I think the reason I forgot about the Detroit one was because you did not mention Robocop.
So I agreed that I would write an entry all about RoboCop and thus atone for my earlier omission.
Anonymous, I give you RoboCop
(Screen shot from Roboarchive)
- The movie is set in a futuristic Detroit which is crime-saturated and also run by a giant company called Omni Consumer Products (OCP).
- To try to improve its image with shareholders, OCP decides to make robotic police officers to fight the horrendous crime in its city. Their test model has glitches and shoots a junior executive by accident.
- Then a human police officer, Alex Murphy (played by Peter Weller) is killed in the line of duty. Or not completely killed, because an OCP scientist takes his body and uses that to build the company's super-robot, RoboCop.
- This robot is a success and becomes a one-robot crime-fighting scourge.
RoboCop, bad-ass in the grocery store.
(Screen shot from DVD Active)
- However, as RoboCop is wreaking carnage on all the bad elements in the city, he meets up with his former partner (played by Nancy Allen) and the Alex Murphy that still lives inside RoboCop begins to remember things. His memories become so undeniable that he changes his own mission to hunt for his creators at the top of OCP.
- Considered by many critics to be one of the best films of its genre. -- Rotten Tomatoes
- RoboCop is a thriller with a difference. -- Roger Ebert
- "RoboCop" does for cyborgs and Detroit what "Blade Runner" did for androids and L.A. -- Rita Kempley, Washington Post
- "RoboCop is cool in so many ways it's hard to count them all." -- Mutant Reviewers from Hell
RoboCop getting human
(Screen shot from DVD Active)
Now, in true Daily Apple style, here are some various facts about the movie:
- RoboCop was nominated for two Oscars, for best sound and for best film editing
- Though RoboCop was set in Detroit, it was actually filmed in Dallas. The only shot of actual Detroit is the opening aerial shot. The producer said of Detroit, "its architecture just wasn't right" for the movie.
- All of the shots of Murphy being killed were shot during post-production in an abandoned auto assembly plant in Long Beach.
- The robot suit was not exactly flexible. The first time Weller put it on, it took him 11 1/2 hours to get into it. Any time Weller had to get into or out of a car, the legs of the suit had to be taken off.
He's pausing on his way into the car because he can't get into it without taking the legs off his suit.

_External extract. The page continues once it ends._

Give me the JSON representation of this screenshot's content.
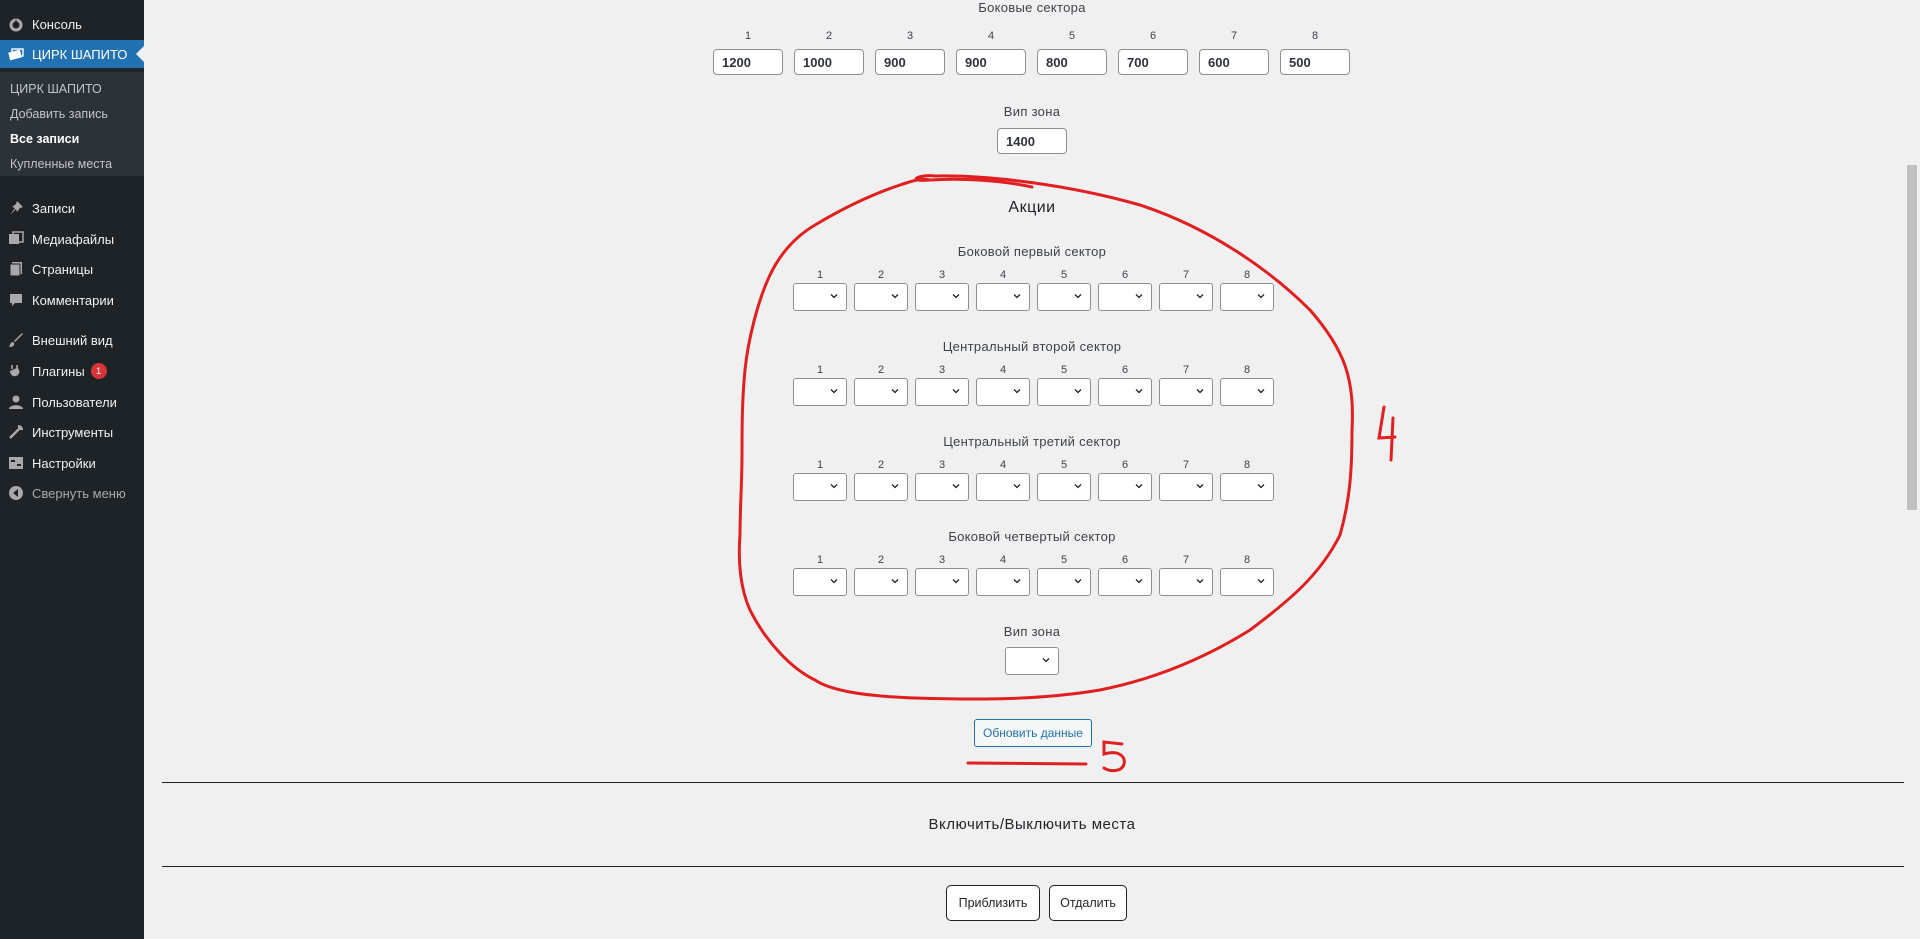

(Movie Poster image from IMP Awards)
- One scene, when the robot is supposed to catch a set of car keys in his gloves, took an hour to shoot because the keys kept bouncing off the gloves.
- The dysfunctional prototype robot ED209 was built by a guy named McNamara, intentionally named after the US Secretary of Defense during the Vietnam War. The design of robot itself was based on the structure of a particular helicopter used in Vietnam.
The malfunctioning ED209
(Photo from an End of Media essay RoboCop, Now and Forever)
The Bell UH-1H Huey, the most-used helicopter in the Vietnam War, was the basis for the design of the ED209.
(Photo from Wings of Eagles Discovery Center)
- The evil Clarence Boddicker, head of the nastiest gang in Detroit, is played by Kurtwood Smith, who is now the dad on That '70s Show.
- When Dutch Director Paul Verhoeven first read the script, he threw it across the room after reading the first 20 pages. His wife read it, said she saw more in it than the typical Hollywood B-movie. Since Verhoeven was having trouble getting money for his film budgets in Holland, he took the job. It was his first big-budget Hollywood film.
- Verhoeven's other Hollywood movies:
- Peter Weller also starred in another 1980s movie I spent scads of time watching with my friends, The Adventures of Buckaroo Banzai Across the Eighth Dimension, in which he plays Dr. Buckaroo Banzai, who is simultaneously a neurosurgeon, a quantum physicist, and rock star front man for the Hong Kong Cavaliers.
Buckaroo Banzai (Peter Weller, in the gray suit) and his Hong Kong Cavaliers. That's Jeff Goldblum peeking over Rawhide's shoulder.
"Everybody need see Buckaroo."
(Photo from IMDB Photo Gallery)
This marks the end of our look into various geographic locations. Thanks, everybody, for your requests.
Rotten Tomatoes, Info & Tidbits about RoboCop
Roger Ebert, RoboCop, July 17, 1987
Rita Kempley, RoboCop, July 17, 1987
Mutant Reviewers from Hell do RoboCop, March 15, 2004
Mark Athitakis, filmcritic.com, RoboCop, 2003